___ INPUT MATERIAL

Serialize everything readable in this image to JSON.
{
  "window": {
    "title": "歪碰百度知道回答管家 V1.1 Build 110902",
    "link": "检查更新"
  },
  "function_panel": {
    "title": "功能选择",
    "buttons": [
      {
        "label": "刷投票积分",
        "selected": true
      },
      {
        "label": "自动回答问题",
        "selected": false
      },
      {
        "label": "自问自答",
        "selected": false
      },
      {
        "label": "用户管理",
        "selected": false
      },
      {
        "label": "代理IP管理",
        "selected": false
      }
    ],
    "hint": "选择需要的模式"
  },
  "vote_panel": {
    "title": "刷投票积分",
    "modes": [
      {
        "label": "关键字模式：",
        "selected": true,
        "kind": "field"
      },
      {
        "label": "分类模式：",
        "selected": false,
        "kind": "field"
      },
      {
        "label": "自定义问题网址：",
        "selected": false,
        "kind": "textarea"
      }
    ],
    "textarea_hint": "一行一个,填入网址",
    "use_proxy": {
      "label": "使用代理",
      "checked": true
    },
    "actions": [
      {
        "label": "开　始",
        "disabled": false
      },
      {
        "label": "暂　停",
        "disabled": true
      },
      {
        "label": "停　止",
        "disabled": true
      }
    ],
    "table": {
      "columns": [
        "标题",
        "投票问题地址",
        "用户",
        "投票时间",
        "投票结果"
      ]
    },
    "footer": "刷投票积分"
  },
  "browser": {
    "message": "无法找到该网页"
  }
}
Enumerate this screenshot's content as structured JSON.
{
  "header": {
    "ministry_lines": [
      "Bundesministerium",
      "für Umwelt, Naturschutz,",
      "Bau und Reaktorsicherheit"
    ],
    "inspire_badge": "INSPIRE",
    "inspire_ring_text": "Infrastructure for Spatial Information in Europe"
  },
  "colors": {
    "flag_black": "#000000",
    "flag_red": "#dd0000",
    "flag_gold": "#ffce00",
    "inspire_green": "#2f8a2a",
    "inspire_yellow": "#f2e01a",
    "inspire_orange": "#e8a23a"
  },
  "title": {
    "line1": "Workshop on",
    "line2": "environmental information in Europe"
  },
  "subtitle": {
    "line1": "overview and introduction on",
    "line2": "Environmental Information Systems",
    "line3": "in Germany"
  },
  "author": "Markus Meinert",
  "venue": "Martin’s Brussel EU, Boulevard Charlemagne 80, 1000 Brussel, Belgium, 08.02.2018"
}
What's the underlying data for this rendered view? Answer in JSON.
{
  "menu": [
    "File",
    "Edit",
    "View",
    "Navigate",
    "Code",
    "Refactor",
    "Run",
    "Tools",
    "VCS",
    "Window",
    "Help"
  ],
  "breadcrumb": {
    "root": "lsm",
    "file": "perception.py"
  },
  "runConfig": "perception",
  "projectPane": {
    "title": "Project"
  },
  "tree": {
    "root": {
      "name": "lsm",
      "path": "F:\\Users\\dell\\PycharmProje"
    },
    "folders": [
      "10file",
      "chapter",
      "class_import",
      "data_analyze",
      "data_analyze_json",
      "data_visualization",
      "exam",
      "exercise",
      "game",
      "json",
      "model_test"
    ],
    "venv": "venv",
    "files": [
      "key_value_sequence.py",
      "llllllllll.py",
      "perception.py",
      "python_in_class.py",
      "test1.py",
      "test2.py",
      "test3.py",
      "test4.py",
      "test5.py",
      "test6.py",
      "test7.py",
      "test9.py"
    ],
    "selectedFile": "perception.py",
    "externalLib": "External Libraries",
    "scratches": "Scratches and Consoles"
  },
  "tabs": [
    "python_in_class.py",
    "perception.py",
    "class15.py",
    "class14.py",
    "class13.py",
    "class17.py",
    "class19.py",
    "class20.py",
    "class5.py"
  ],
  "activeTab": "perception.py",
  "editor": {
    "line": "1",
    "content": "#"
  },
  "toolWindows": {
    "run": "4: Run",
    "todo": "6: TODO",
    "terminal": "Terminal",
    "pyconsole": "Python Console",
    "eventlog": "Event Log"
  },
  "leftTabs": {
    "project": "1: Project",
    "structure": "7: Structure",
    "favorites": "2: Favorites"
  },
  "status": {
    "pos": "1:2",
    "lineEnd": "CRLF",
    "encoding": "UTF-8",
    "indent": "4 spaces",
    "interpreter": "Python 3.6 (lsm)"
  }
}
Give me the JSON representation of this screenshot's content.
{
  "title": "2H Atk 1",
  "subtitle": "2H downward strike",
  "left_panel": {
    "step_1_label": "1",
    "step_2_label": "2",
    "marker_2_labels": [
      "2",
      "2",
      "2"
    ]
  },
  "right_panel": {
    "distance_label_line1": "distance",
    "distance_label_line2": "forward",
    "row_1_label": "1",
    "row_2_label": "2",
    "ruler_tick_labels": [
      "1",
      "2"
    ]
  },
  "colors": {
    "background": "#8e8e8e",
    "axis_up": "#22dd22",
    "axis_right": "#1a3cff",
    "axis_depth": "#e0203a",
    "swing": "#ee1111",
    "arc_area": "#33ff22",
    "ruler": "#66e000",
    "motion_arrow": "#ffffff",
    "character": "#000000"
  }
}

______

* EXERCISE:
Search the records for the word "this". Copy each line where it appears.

* SOLUTION TO THE PROBLEM:
Serialize everything readable in this image to JSON.
Enumerate this screenshot's content as structured JSON.
What's the underlying data for this rendered view? Answer in JSON.
Give me the JSON representation of this screenshot's content.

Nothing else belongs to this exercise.